End of year lists are jerky and predictable, and so I generally make fun of them while joining in. I almost always turn away from the year in question and just make a general ranking. I also like to make a list of material that’s been endlessly parsed already. Click on the linked songs to listen.
Today, I’ll be putting my own order on the nine studio albums of the great Led Zeppelin, a band I grew up hearing (one of my earliest memories is listening to records while standing against the Panasonic Thruster speakers my dad had). I’ll throw in a bit of commentary as I go. Happy New Year, folks!
Rank | Album Title | Order of Release | Release Date
9) Led Zeppelin I: 1st release – January 12, 1969
8) Led Zeppelin II: 2nd release – October 22, 1969
- Whole Lotta Love
- What Is and What Should Never Be
- Bring It On Home
7) Houses Of The Holy: 5th release – March 28, 1973
HotH has a great opening quartet of songs; for me it is essentially tied with Zeppelin IV. Its drawback is a weaker second half, particularly (to me) Dancing Days and The Ocean.
- The Song Remains The Same
- The Rain Song
- Over The Hills and Far Away
- The Crunge
6) Led Zeppelin IV: 4th release – November 8, 1971
This record is Zeppelin’s most well known. It’s classic and iconic, and always worth returning to listen to again. Four Sticks is, however, the real standout for me over time.
5) Led Zeppelin III: 3rd release – October 5, 1970
Obviously Immigrant Song is the most popular song here. But Track 5, Out On The Tiles, is my favorite. It’s all strut and bombast, much like Zeppelin was during this period of time. The stylistic development from 1968 to 1970 is mirrored across the songs of Zeppelin III. I especially love the weirdness of the final track, Hats Off to (Roy) Harper.
4) Coda: 9th release – November 19, 1982
I love Coda, a posthumous offering from Page and the boys. Basically a complication album made from unreleased tracks recorded during sessions for previous records, Coda shows how even the cast off bits from Zeppelin’s oeuvre were damn fine stuff. I really enjoy the opener (We’re Gonna Groove) and closer (Wearing and Tearing) of this fast-paced charge through the band’s years.
3) In Through The Out Door: 8th release – August 15, 1979
I am a sucker for the ballad/love odes All My Love and I’m Gonna Crawl on this album. But the epic core of In Through The Out Door is Carouselambra.
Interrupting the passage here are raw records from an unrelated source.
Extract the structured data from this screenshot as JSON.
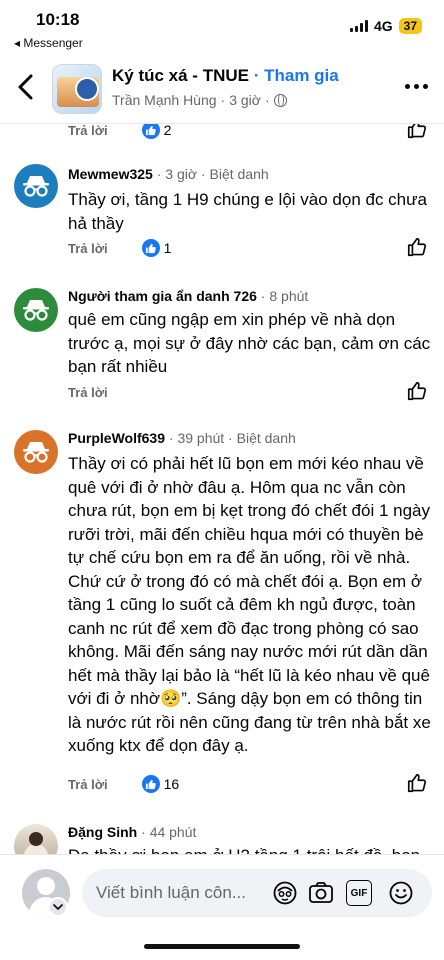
{
  "status_bar": {
    "time": "10:18",
    "back_app": "◂ Messenger",
    "network": "4G",
    "battery": "37"
  },
  "header": {
    "group_name": "Ký túc xá - TNUE",
    "join_separator": " · ",
    "join_label": "Tham gia",
    "author": "Trần Mạnh Hùng",
    "time": "3 giờ",
    "dot": "·"
  },
  "colors": {
    "accent": "#1877f2",
    "secondary_text": "#65676b",
    "anon_blue": "#1d7dbf",
    "anon_green": "#2e8b3d",
    "anon_orange": "#d9732a"
  },
  "comments": {
    "top_partial": {
      "reply": "Trả lời",
      "likes": "2"
    },
    "c1": {
      "name": "Mewmew325",
      "time": "3 giờ",
      "badge": "Biệt danh",
      "text": "Thầy ơi, tầng 1 H9 chúng e lội vào dọn đc chưa hả thầy",
      "reply": "Trả lời",
      "likes": "1",
      "avatar": "incognito-icon"
    },
    "c2": {
      "name": "Người tham gia ẩn danh 726",
      "time": "8 phút",
      "text": "quê em cũng ngập em xin phép về nhà dọn trước ạ, mọi sự ở đây nhờ các bạn, cảm ơn các bạn rất nhiều",
      "reply": "Trả lời",
      "avatar": "incognito-icon"
    },
    "c3": {
      "name": "PurpleWolf639",
      "time": "39 phút",
      "badge": "Biệt danh",
      "text": "Thầy ơi có phải hết lũ bọn em mới kéo nhau về quê với đi ở nhờ đâu ạ. Hôm qua nc vẫn còn chưa rút, bọn em bị kẹt trong đó chết đói 1 ngày rưỡi trời, mãi đến chiều hqua mới có thuyền bè tự chế cứu bọn em ra để ăn uống, rồi về nhà. Chứ cứ ở trong đó có mà chết đói ạ. Bọn em ở tầng 1 cũng lo suốt cả đêm kh ngủ được, toàn canh nc rút để xem đồ đạc trong phòng có sao không. Mãi đến sáng nay nước mới rút dần dần hết mà thầy lại bảo là “hết lũ là kéo nhau về quê với đi ở nhờ🥺”. Sáng dậy bọn em có thông tin là nước rút rồi nên cũng đang từ trên nhà bắt xe xuống ktx để dọn đây ạ.",
      "reply": "Trả lời",
      "likes": "16",
      "avatar": "incognito-icon"
    },
    "c4": {
      "name": "Đặng Sinh",
      "time": "44 phút",
      "text": "Dạ thầy ơi bọn em ở H2 tầng 1 trôi hết đồ, bọn",
      "avatar": "profile-photo"
    }
  },
  "composer": {
    "placeholder": "Viết bình luận côn...",
    "gif_label": "GIF"
  }
}
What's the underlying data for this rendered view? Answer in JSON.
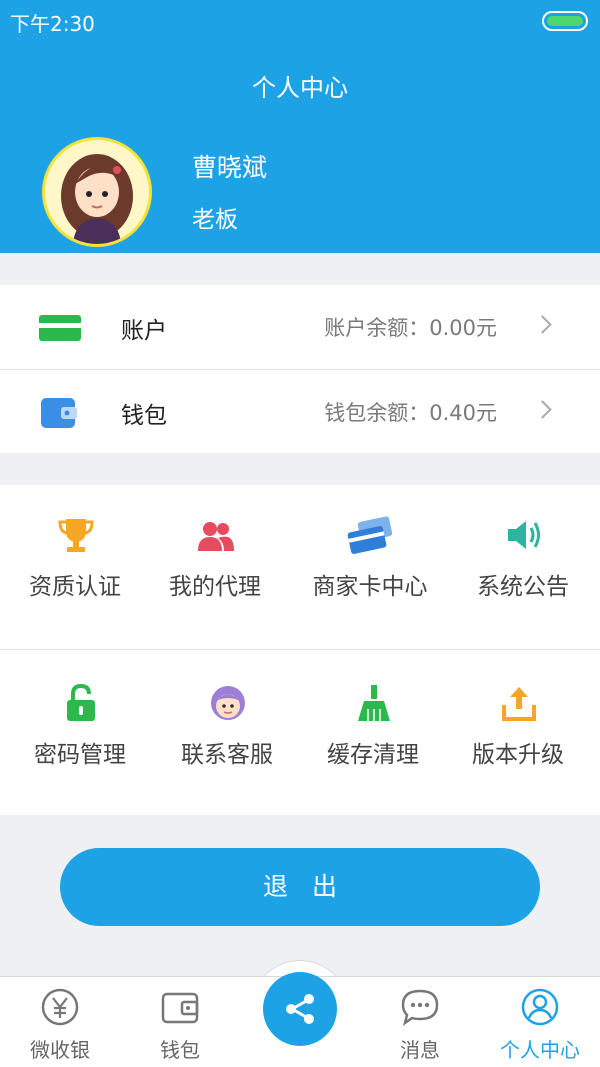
{
  "status": {
    "time": "下午2:30"
  },
  "header": {
    "title": "个人中心"
  },
  "profile": {
    "name": "曹晓斌",
    "role": "老板"
  },
  "finance": [
    {
      "label": "账户",
      "value": "账户余额：0.00元",
      "icon": "card-icon",
      "color": "#2db84d"
    },
    {
      "label": "钱包",
      "value": "钱包余额：0.40元",
      "icon": "wallet-icon",
      "color": "#3a8ee6"
    }
  ],
  "menu": [
    {
      "label": "资质认证",
      "icon": "trophy-icon",
      "color": "#f5a623"
    },
    {
      "label": "我的代理",
      "icon": "agents-icon",
      "color": "#e84a5f"
    },
    {
      "label": "商家卡中心",
      "icon": "cards-icon",
      "color": "#2f7fd8"
    },
    {
      "label": "系统公告",
      "icon": "speaker-icon",
      "color": "#2bb5a0"
    },
    {
      "label": "密码管理",
      "icon": "lock-icon",
      "color": "#2db84d"
    },
    {
      "label": "联系客服",
      "icon": "support-icon",
      "color": "#9c7fd6"
    },
    {
      "label": "缓存清理",
      "icon": "broom-icon",
      "color": "#2db84d"
    },
    {
      "label": "版本升级",
      "icon": "upload-icon",
      "color": "#f5a623"
    }
  ],
  "logout_label": "退出",
  "tabs": [
    {
      "label": "微收银",
      "icon": "yen-icon"
    },
    {
      "label": "钱包",
      "icon": "wallet-icon"
    },
    {
      "label": "",
      "icon": "share-icon"
    },
    {
      "label": "消息",
      "icon": "chat-icon"
    },
    {
      "label": "个人中心",
      "icon": "user-icon",
      "active": true
    }
  ],
  "colors": {
    "primary": "#1ea2e6",
    "background": "#eef0f3"
  }
}
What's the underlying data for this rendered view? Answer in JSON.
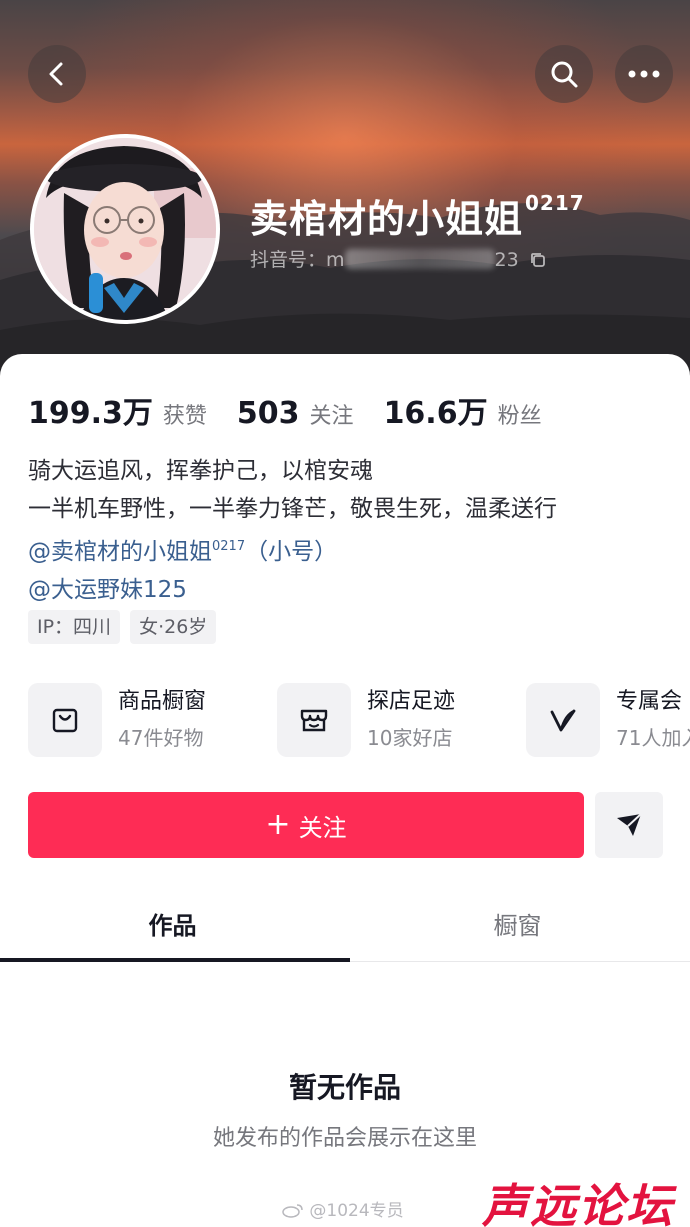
{
  "header": {
    "back_icon": "chevron-left-icon",
    "search_icon": "search-icon",
    "more_icon": "more-dots-icon"
  },
  "profile": {
    "nickname": "卖棺材的小姐姐",
    "nickname_suffix": "0217",
    "douyin_id_label": "抖音号：",
    "douyin_id_prefix": "m",
    "douyin_id_suffix": "23"
  },
  "stats": [
    {
      "value": "199.3万",
      "label": "获赞"
    },
    {
      "value": "503",
      "label": "关注"
    },
    {
      "value": "16.6万",
      "label": "粉丝"
    }
  ],
  "bio": {
    "line1": "骑大运追风，挥拳护己，以棺安魂",
    "line2": "一半机车野性，一半拳力锋芒，敬畏生死，温柔送行",
    "link1_prefix": "@卖棺材的小姐姐",
    "link1_sup": "0217",
    "link1_suffix": "（小号）",
    "link2": "@大运野妹125"
  },
  "tags": [
    "IP：四川",
    "女·26岁"
  ],
  "features": [
    {
      "icon": "shopping-bag-icon",
      "title": "商品橱窗",
      "sub": "47件好物"
    },
    {
      "icon": "store-icon",
      "title": "探店足迹",
      "sub": "10家好店"
    },
    {
      "icon": "v-badge-icon",
      "title": "专属会",
      "sub": "71人加入"
    }
  ],
  "actions": {
    "follow_plus": "+",
    "follow_label": "关注",
    "dm_icon": "send-message-icon"
  },
  "tabs": [
    "作品",
    "橱窗"
  ],
  "empty": {
    "title": "暂无作品",
    "subtitle": "她发布的作品会展示在这里"
  },
  "watermark": "@1024专员",
  "site_logo": "声远论坛",
  "colors": {
    "accent": "#fe2c55",
    "link": "#3a5f8f",
    "site_logo": "#e3133f"
  }
}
This 10 minute powerhouse is a journey all its own. It retains its energy and over-the-top spectacle, and it sits next to Kashmir and The Song Remains The Same as an example of the real creativity and showmanship of Led Zeppelin.
2) Physical Graffiti: 6th release – February 24, 1975
Physical Graffiti was my main Zeppelin choice during my teens and early 20s. If I could go back and hear Kashmir completely fresh again I’d do it in a second. So many great memories… Also huge for me are In My Time of Dying, In The Light, and The Wanton Song.
1) Presence: 7th release – March 31, 1976
My go-to Zeppelin album over the last decade or so has been Presence. It is huge, sweeping, and doesn’t shy away from a kind of nerdy excess that would eventually be the realm of Prog Rock. In the 1970s they made most of this stuff without irony, and so the Genesis, Yes, Camel, ELO and King Crimson (etc, et al) albums of the 70s were earnest. In Presence there is a seriousness that, perhaps, earlier records didn’t always have. To me, you just can’t get more quintessentially Zeppelin than For Your Life, Royal Orleans, and Nobody’s Fault But Mine. It’s just about perfect.
- Achilles Last Stand
- For Your Life
- Royal Orleans
- Nobody’s Fault But Mine
- Candy Store Rock
- Hots On For Nowhere
- Tea For One
Have you seen the bridge?